::: DATA FOR THE TASK :::

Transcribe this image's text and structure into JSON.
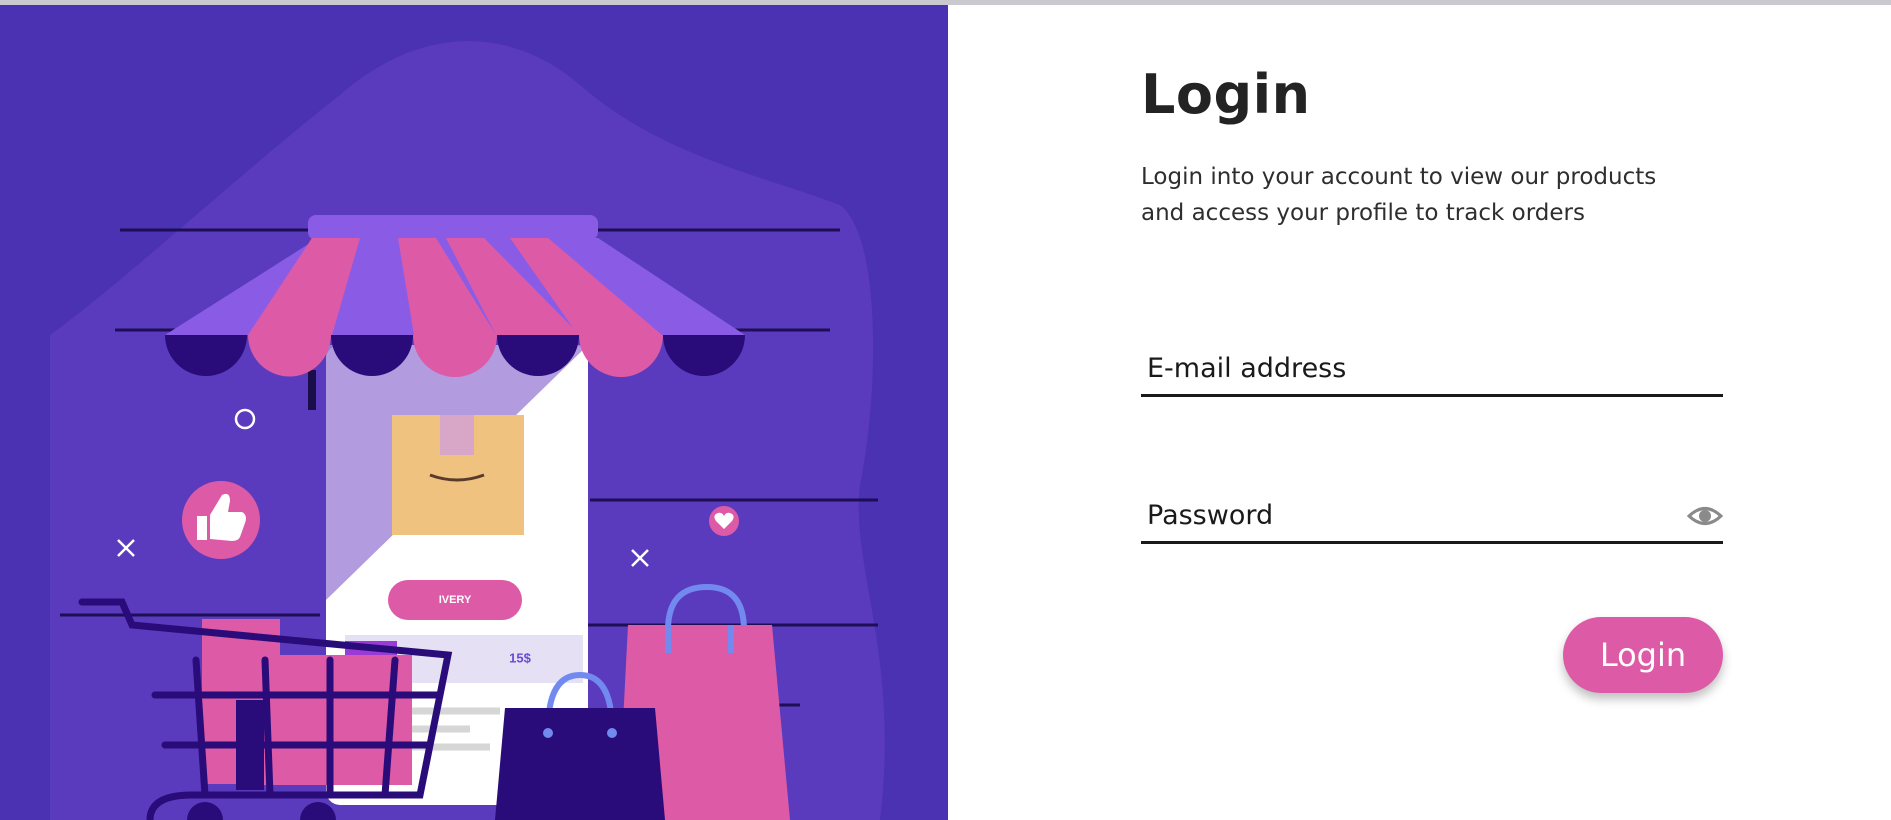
{
  "login": {
    "title": "Login",
    "subtitle": "Login into your account to view our products and access your profile to track orders",
    "email_placeholder": "E-mail address",
    "password_placeholder": "Password",
    "submit_label": "Login"
  },
  "illustration": {
    "button_text": "IVERY",
    "price_text": "15$",
    "icons": [
      "shop-awning-icon",
      "thumbs-up-icon",
      "heart-icon",
      "shopping-cart-icon",
      "shopping-bag-icon",
      "cardboard-box-icon"
    ]
  },
  "colors": {
    "illustration_bg": "#4b32b3",
    "accent_pink": "#dd5aa6",
    "awning_purple": "#8a5ce6",
    "text_dark": "#232323"
  }
}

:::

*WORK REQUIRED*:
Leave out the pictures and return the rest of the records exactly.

*COMPLETED TASK*:
Transcribe this image's text and structure into JSON.
{
  "login": {
    "title": "Login",
    "subtitle": "Login into your account to view our products and access your profile to track orders",
    "email_placeholder": "E-mail address",
    "password_placeholder": "Password",
    "submit_label": "Login"
  },
  "illustration": {
    "button_text": "IVERY",
    "price_text": "15$",
    "icons": [
      "shop-awning-icon",
      "thumbs-up-icon",
      "heart-icon",
      "shopping-cart-icon",
      "shopping-bag-icon",
      "cardboard-box-icon"
    ]
  },
  "colors": {
    "illustration_bg": "#4b32b3",
    "accent_pink": "#dd5aa6",
    "awning_purple": "#8a5ce6",
    "text_dark": "#232323"
  }
}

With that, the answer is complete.